Heitkamp is the chief executive of a small Texas bank. He’s the chairman of a banking interest group that Luetkemeyer paid for fundraising space. And in November, 2015, he gave Luetkemeyer $500 for his re-election campaign.
In April 2016, Luetkemeyer’s campaign rented a suite at Nationals Park from the Independent Community Bankers of America. Heitkamp is the chairman of that national banking organization.
In March of this year, Heitkamp was one of four witnesses testifying before Luetkemeyer’s House subcommittee on financial institutions and consumer credit, which has great sway over legislation that regulates banks and financial firms. Peeling back regulations put on banks and financial institutions after the 2008 economic crisis has been a goal of recent Republican-controlled Congresses.
“I think we have rules that are supposed to help us, but they hurt us,” Heitkamp said in the hearing.
Luetkemeyer, R-St. Elizabeth, said that “it not unusual for people to testify who are contributors to your campaign, from the standpoint that we try to get a varied panel.” A former banker himself, Luetkemeyer has worked on financial legislation since 1999 when he was a state lawmaker.

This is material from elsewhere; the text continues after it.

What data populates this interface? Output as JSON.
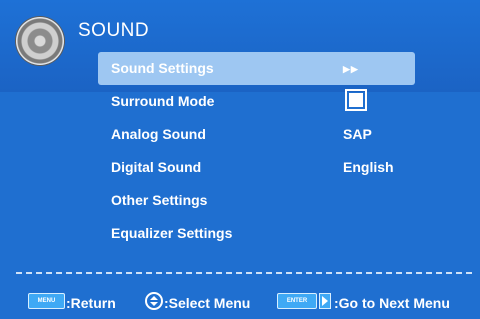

Heitkamp said his donation to Luetkemeyer and Luetkemeyer’s rental of the bank organization’s sports suite had nothing with him being called or what he said in his testimony. He referred other questions to a spokesman at the Independent Community Bankers of America’s staff, who called it a “purely coincidental” convergence of policy, politics and pleasure.
When Congress holds a hearing on regulation, “who better to go to than the trade association that represents the community banking sector?” said Aaron Stetter, ICBA executive vice president for policy and political operations. “And who better to do that than our elected chairman that is the president and CEO of a community bank?”
Two Missouri congressional campaigns, Smith’s and Luetkemeyer’s, employed Amy Blunt, the daughter of Sen. Roy Blunt, R-Mo., for legal work. Luetkemeyer paid her $54,000 for legal work to make sure the campaign was complying with federal election law.
Smith paid Amy Blunt $1,000 for similar work.
Wagner’s campaign paid $3,075 to Linda Bond, the wife of former Missouri Republican senator and governor Kit Bond, to host a fundraiser for the congresswoman.
Clay’s congressional campaign and his leadership PAC, Just Permanent Interests, spent a combined $75,000 to pay people to go door-to-door before last year’s primary. Clay defeated a fellow Democrat, state Sen. Maria Chappelle-Nadal, by 36 percentage points. She spent about $77,000 for her entire campaign.
Clay said he paid about 20 people a day going door-to-door.
“I don’t want to get too in-depth,” Clay said. “I’d give away trade secrets. But, I mean, that puts the crew out on the street.”